Green power – Co-Generation using bagasse
With climate change and the reduction of CO2 emissions becoming a non-negotiable, everyone is looking at renewable energy sources.
What better source than the Sugar Industry to show us the way…. With their established co-generation plants burning bagasse to generate power, could this green power, be the answer to South Africa’s energy crisis?
The Sugar Industry is the only industry which utilises all its waste and is an assured source of renewable energy. Today, with high pressure boilers and advanced cooling technologies, this surplus energy can now be exported to power grids to supplement the energy needs of the consumer.
Cogeneration is great for the bottom line and also for the environment, as recycling the waste heat saves other fossil fuels from being burned. With small cogeneration plants generating anywhere from one to 100 megawatts of power, this could be exactly what we need.
What does co-generation mean?
Cogeneration is usually defined as the generation of electricity and heat from the same energy source. Examples would be sugar mills, where bagasse left over from crushing cane is used in boiler to generate steam to power a steam turbine & generator set while and producing heat for the process of producing sugar.
Co-generation is the concept of producing two forms of energy from one fuel. In the case of the Sugar Industry, bagasse is the fuel. One of the forms of energy must always be heat and the other may be electrical or mechanical energy.

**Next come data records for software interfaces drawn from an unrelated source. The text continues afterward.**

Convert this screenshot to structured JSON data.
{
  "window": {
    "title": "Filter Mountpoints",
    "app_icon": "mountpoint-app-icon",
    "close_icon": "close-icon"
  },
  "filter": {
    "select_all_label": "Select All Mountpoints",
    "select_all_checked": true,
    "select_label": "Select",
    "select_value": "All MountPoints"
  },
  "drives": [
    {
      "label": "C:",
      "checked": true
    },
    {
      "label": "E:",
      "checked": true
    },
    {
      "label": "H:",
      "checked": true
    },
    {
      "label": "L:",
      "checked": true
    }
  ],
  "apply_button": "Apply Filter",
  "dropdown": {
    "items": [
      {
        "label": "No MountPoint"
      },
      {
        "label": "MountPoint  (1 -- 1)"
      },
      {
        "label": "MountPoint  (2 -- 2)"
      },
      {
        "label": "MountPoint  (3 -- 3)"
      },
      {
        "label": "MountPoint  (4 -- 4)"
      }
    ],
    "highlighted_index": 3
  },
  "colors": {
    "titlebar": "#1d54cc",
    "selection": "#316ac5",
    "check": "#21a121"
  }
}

What is Bagasse?
Bagasse is the dry pulpy fibrous material that remains after crushing sugarcane stalks to extract their juice. It is used as a biofuel for the production of heat, energy, and electricity, and in the manufacture of pulp and building materials.
How is cooling technology used to facilitate the production of energy?
Fuel (bagasse) is burnt in a boiler to generate high-pressure steam which is used to drive a turbine, which in turn drives an alternator through a steam turbine to produce electrical power. This power goes to the grid. The remaining exhaust steam is then passed through a condenser in which cold water circulates and cools the steam turning it back into water and sends it back to the boiler.
Climate action is at the heart of IWC’s growth strategy, and we strive for a sustainable future. We work with our customers to lower their carbon footprint and to act in favour of local ecosystems. Our extensive sugar industry experience and vast range of products enables us to provide cutting edge cooling solutions to an industry which makes up a crucial part of Africa’s future.